1. Truth and Memory 8 March 2015
In the wake of Remembrance Day, I urge you to visit the Imperial War Museum to see a collection of First World War art not seen on this scale for almost 100 years. The Imperial War Museum re-opened in July this year and has attracted great attention since. Aptly marking the centenary of the start of the war, this exhibition displays how painting was both a propaganda tool and a means of exposing the atrocities of warfare.
Among the collection are works by the eminent Paul Nash, such as We are making a new world, 1918. In this hauntingly beautiful landscape Nash depicts the sun rising, emitting eerie white beams of light over thick brown clouds. Devoid of any figures, a barren landscape extends into the distance, the uneven ground resembling rows of graves, and dying trees whose branches seem to have been violently wrenched off.
There is no shortage of figurative painting. Gilbert Rogers’s Gassed. In Arduis Fidelis, 1919, is a particularly poignant depiction of a dead soldier, his limp, arched body filling the space and giving the composition the immediacy of a close up photograph. With his body covered in mud, we are given a sinister invitation to consider the soldier’s imminent fate, his entry into the earth.
2. Taylor Wessing Photographic Portrait Prize at the National Portrait Gallery
This successful photography exhibition has been running at the National Portrait Gallery for twelve years. The collection on display includes 60 works selected from a total of 4,000 submissions.
These portraits are capable of inspiring a range of reactions. I loved Lawrence Cartwright’s Dog and Boy, and David Titlow’s Konrad Lars Hastings Titlow which also puts a dog in the limelight. Perhaps not exactly a portrait, I love the dramatic lighting cast across the photograph, recalling the subtle drama of 17th century Dutch painting.
3. The Nakeds at The Drawing Room, 25 September 2014 – 29 November 2014
The Nakeds is an exhibition of modern to contemporary drawings of the bare body. The naked body has always been a fertile site for the exploration of sentiment, its vulnerability and honesty providing a starting point for expressions of human desires, hopes and fears.
The exhibition begins with the expressive, angular nudes of Egon Schiele, which continue to shock to this day. His provocative work invites us to question the difference between ‘the nude’ and ‘the naked’, and whether these can really be considered separately. What makes a body a ‘nude’ rather than simply naked? Can we determine when a nude becomes pornographic? Does this diminish its status as ‘art’?
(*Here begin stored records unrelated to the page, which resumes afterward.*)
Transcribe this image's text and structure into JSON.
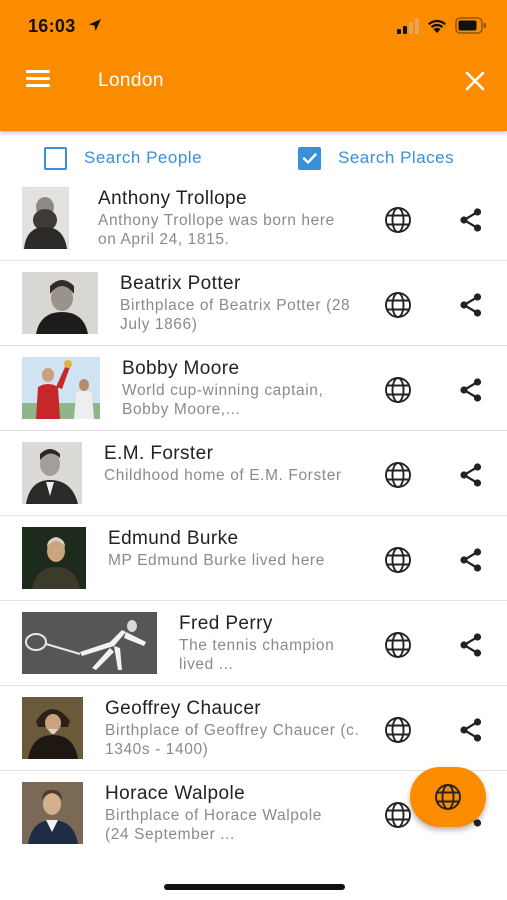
{
  "status_bar": {
    "time": "16:03"
  },
  "header": {
    "title": "London",
    "menu_icon": "hamburger-menu-icon",
    "close_icon": "close-icon",
    "color": "#fb8c00"
  },
  "filters": {
    "people": {
      "label": "Search People",
      "checked": false
    },
    "places": {
      "label": "Search Places",
      "checked": true
    },
    "color": "#3a8fd9"
  },
  "places": [
    {
      "title": "Anthony Trollope",
      "description": "Anthony Trollope was born here on April 24, 1815."
    },
    {
      "title": "Beatrix Potter",
      "description": "Birthplace of Beatrix Potter (28 July 1866)"
    },
    {
      "title": "Bobby Moore",
      "description": "World cup-winning captain, Bobby Moore,..."
    },
    {
      "title": "E.M. Forster",
      "description": "Childhood home of E.M. Forster"
    },
    {
      "title": "Edmund Burke",
      "description": "MP Edmund Burke lived here"
    },
    {
      "title": "Fred Perry",
      "description": "The tennis champion lived ..."
    },
    {
      "title": "Geoffrey Chaucer",
      "description": "Birthplace of Geoffrey Chaucer (c. 1340s - 1400)"
    },
    {
      "title": "Horace Walpole",
      "description": "Birthplace of Horace Walpole (24 September ..."
    }
  ],
  "row_icons": {
    "map": "globe-icon",
    "share": "share-icon"
  },
  "fab": {
    "icon": "globe-icon"
  }
}
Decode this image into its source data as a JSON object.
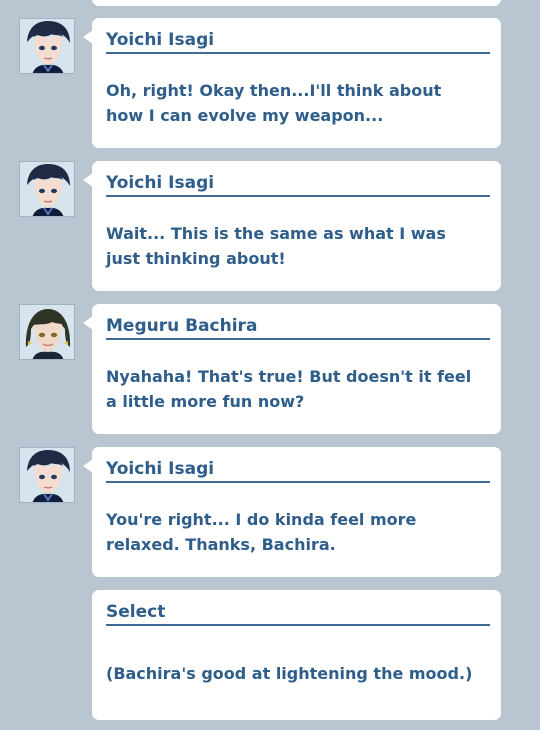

In addition to modern and post-war artists, the exhibition includes work made specifically, by Enrico David, Chantal Joffe, Nicola Tyson and Stewart Helm.
4. A Victorian Obsession: The Pérez Simón collection at Leighton House
This is a rare opportunity to see a Victorian collection of 19th century academic painters from Alma-Tadema to the former owner of the house, Frederic, Lord Leighton. The 50 paintings on display belong to the Mexican businessman Juan Antonio Pérez Simón who through this loan offers an opportunity to see works last seen in the UK in the 1890s at the Royal Academy, and some even on the walls of Leighton House.
Leighton, Crenaia the Nymph of the Dargle
Several of the paintings include Leighton’s famous muse, Dorothy Dene, who was a frequent visitor to the house. The artist portrayed the beauty as the nymph Crenaia, standing languidly, her thin white dress covering only part of her pale skin. Another sumptuous work is The Roses of Heliogabalus, an appropriately grandiloquent title for this monumental painting by Lawrence Alma-Tadema. The youthful emperor Heliogabalus surveys his luxuriant dinner party where predominantly female guests roll and recline on a thick blanket of roses. The artist was so intent on faithfully reproducing the roses petals that he ordered flowers to be shipped from the French Riviera every week!
This style of art has not been fashionable for a while, but who would dare miss a collection rife with beauty, some of which will be seen back in its original setting!? And who knows, as Jackie Wullschlager discusses in the Financial Times, top these works with a bit of irony and maybe you’ll get somewhere close to Jeff Koons. Next, selling for sky-high prices at Sotheby’s..? We’ll keep you posted.
5. Bar Story, Peckham
Looking for a new bar? This Peckham hotspot is located just by the train station and is a favourite among locals. To those new to London, you could say Peckham is the new Shoreditch, though best not to say that too loud or the bird’s nest-beards might glare at you for questioning the authenticity of their hipsterdom. Its industrial design is home to classic cocktails, fresh pizzas and solid DJ sets. What more could you want? Oh, its also happy hour from 6-7pm on weekdays. AND 2 pizzas for £10 on Tuesdays. #winning